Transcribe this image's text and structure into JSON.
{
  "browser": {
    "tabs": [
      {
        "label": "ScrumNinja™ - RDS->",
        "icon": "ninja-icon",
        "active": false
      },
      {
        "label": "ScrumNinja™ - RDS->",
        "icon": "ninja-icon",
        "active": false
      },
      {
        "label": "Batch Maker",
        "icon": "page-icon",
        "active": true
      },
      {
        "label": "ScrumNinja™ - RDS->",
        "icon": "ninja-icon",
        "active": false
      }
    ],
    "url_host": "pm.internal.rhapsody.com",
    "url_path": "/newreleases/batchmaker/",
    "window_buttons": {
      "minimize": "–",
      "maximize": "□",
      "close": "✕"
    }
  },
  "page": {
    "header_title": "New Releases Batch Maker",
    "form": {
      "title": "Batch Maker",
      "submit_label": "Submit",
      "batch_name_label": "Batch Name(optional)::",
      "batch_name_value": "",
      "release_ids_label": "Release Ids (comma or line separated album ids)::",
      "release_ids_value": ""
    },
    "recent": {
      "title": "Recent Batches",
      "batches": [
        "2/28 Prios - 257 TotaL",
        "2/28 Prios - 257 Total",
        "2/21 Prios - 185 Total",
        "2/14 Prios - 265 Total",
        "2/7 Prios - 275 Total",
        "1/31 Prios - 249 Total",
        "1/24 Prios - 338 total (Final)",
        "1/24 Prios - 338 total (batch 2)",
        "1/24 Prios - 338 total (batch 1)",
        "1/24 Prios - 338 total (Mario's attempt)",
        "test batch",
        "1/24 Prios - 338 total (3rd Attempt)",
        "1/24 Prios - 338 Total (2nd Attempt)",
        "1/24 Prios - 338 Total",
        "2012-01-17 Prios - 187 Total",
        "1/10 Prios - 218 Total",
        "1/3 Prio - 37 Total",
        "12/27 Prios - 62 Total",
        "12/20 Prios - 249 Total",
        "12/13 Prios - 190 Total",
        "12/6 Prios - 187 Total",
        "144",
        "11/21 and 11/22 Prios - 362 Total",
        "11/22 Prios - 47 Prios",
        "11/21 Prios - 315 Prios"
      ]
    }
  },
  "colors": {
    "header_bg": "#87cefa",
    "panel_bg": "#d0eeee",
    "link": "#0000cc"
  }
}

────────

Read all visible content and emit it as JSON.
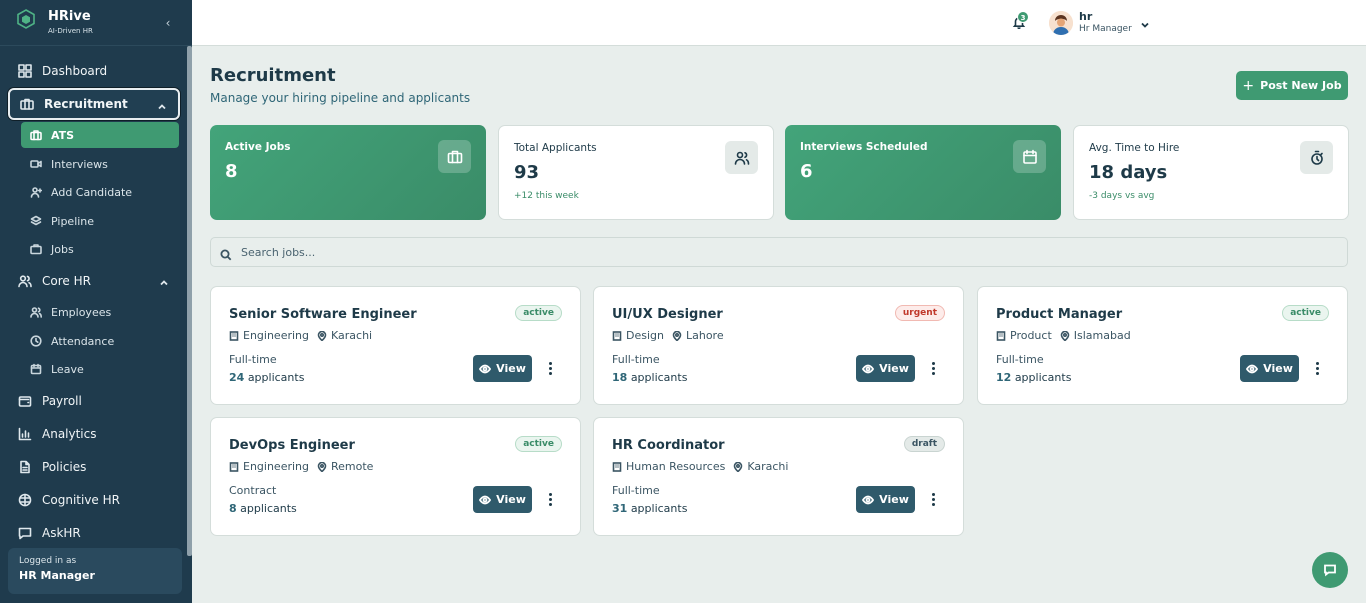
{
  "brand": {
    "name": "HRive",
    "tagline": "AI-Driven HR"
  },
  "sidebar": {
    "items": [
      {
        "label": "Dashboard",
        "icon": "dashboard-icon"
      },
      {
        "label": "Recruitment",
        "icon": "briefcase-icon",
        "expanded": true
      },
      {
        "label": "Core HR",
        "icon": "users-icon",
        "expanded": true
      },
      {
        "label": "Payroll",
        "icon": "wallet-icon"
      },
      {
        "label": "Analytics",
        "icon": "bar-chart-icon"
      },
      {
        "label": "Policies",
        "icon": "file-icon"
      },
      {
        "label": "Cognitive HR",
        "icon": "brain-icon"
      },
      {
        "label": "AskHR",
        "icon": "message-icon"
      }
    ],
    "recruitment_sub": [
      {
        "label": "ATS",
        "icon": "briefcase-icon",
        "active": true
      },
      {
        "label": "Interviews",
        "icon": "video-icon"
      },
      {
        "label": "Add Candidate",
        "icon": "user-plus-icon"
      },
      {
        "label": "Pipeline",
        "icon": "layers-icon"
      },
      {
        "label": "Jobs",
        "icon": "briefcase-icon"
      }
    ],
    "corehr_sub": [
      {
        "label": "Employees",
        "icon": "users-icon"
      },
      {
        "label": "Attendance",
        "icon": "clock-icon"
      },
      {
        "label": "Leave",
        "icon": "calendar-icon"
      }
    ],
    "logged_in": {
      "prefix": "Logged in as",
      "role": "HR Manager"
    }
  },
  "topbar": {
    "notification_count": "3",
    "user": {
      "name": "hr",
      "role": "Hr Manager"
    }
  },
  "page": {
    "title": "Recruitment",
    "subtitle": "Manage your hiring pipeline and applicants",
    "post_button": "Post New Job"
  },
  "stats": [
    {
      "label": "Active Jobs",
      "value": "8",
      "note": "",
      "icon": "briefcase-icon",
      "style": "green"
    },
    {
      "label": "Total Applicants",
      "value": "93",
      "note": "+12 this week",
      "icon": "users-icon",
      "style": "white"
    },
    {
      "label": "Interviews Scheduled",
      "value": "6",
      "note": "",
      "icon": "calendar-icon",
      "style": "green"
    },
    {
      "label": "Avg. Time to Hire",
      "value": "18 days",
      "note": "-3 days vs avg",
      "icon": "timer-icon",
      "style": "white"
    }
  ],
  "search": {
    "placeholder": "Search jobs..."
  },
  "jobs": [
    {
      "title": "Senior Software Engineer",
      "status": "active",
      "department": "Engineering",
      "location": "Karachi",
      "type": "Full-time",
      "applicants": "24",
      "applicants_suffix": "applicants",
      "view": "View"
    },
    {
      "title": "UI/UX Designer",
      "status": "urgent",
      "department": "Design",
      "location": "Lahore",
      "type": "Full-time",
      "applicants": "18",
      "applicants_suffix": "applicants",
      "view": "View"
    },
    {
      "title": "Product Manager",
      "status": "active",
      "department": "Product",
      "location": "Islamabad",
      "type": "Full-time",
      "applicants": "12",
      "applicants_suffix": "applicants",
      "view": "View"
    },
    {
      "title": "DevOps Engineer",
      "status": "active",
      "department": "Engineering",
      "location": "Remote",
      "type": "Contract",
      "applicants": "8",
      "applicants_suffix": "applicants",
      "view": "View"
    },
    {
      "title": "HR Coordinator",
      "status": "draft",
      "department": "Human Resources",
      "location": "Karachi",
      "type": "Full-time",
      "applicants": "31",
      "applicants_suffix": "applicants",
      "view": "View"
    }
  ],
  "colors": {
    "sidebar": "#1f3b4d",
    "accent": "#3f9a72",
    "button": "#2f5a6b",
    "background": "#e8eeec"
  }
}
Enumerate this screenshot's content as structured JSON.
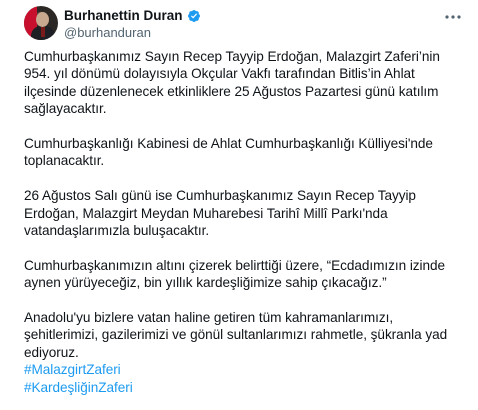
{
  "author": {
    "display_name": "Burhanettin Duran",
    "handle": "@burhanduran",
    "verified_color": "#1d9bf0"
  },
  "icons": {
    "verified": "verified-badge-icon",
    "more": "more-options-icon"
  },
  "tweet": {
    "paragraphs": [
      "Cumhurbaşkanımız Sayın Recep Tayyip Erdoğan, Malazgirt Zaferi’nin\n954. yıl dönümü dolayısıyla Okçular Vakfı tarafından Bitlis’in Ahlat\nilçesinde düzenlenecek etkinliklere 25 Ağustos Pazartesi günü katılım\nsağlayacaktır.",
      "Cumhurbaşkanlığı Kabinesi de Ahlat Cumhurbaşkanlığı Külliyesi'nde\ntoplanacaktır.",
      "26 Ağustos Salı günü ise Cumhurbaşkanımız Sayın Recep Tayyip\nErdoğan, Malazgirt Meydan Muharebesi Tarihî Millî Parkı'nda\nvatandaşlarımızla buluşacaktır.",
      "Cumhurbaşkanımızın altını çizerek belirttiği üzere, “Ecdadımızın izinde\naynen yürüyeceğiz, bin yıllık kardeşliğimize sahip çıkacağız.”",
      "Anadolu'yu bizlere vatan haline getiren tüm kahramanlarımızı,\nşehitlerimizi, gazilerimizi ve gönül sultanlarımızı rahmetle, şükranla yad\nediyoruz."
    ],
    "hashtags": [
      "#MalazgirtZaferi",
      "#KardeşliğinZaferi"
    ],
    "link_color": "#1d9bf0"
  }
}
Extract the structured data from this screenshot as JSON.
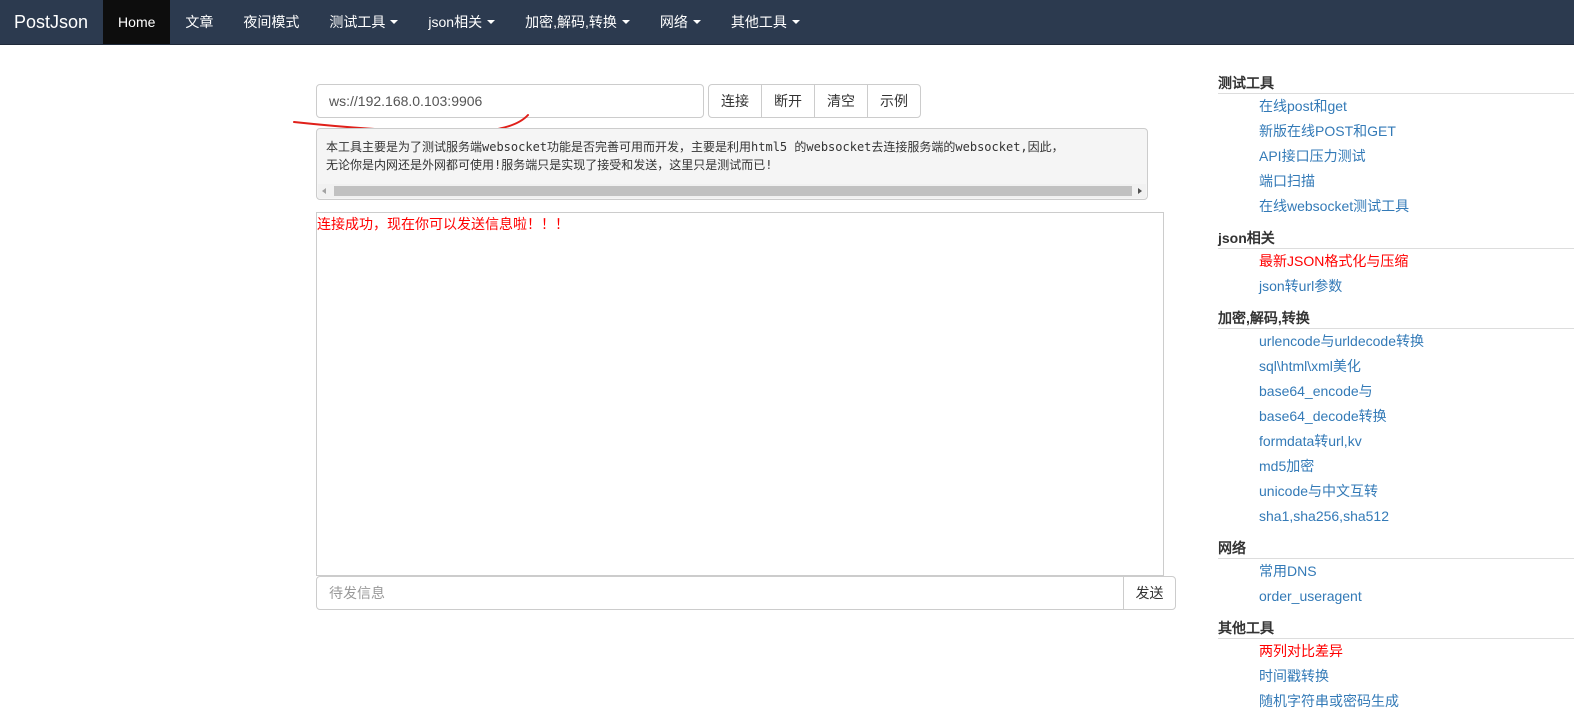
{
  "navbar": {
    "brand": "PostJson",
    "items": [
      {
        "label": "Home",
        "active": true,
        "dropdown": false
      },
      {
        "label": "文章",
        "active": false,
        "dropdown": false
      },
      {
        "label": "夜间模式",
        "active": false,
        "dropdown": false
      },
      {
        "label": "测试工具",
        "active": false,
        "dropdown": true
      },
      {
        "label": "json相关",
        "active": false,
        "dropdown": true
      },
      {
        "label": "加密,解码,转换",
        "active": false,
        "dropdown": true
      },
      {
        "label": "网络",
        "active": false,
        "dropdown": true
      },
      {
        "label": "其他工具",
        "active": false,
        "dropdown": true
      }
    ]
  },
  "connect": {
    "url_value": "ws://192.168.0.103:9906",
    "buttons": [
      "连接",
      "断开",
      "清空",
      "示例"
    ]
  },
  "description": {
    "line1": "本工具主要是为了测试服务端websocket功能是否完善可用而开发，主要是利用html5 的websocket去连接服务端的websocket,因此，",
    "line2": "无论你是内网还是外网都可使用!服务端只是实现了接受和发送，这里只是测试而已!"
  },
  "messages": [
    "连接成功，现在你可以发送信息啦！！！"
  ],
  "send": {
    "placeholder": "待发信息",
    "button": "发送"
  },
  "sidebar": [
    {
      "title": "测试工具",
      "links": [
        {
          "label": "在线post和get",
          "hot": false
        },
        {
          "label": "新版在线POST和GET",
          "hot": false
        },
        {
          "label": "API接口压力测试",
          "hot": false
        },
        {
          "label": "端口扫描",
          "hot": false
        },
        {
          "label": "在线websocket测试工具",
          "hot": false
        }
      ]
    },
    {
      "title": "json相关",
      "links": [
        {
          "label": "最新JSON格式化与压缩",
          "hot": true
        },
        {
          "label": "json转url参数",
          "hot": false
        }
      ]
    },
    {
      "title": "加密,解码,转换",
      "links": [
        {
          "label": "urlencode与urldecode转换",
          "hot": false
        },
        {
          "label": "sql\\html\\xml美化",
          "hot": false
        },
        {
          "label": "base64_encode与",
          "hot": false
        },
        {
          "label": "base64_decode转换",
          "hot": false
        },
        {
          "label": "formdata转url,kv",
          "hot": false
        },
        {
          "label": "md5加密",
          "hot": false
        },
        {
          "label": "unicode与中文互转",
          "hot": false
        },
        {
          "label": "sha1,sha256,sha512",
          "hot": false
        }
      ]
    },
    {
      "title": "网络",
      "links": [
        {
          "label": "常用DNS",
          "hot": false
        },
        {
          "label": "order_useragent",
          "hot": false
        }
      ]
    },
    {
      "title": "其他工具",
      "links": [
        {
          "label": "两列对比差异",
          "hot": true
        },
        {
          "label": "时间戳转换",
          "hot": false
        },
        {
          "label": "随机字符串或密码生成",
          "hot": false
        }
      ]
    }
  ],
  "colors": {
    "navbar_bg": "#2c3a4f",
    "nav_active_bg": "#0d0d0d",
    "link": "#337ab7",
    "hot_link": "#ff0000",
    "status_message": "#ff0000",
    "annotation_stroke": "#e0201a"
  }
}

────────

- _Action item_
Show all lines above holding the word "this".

- _Response box_
Transcribe this image's text and structure into JSON.
      "note": "+12 this week",
Enumerate this screenshot's content as structured JSON.
Extract the structured data from this screenshot as JSON.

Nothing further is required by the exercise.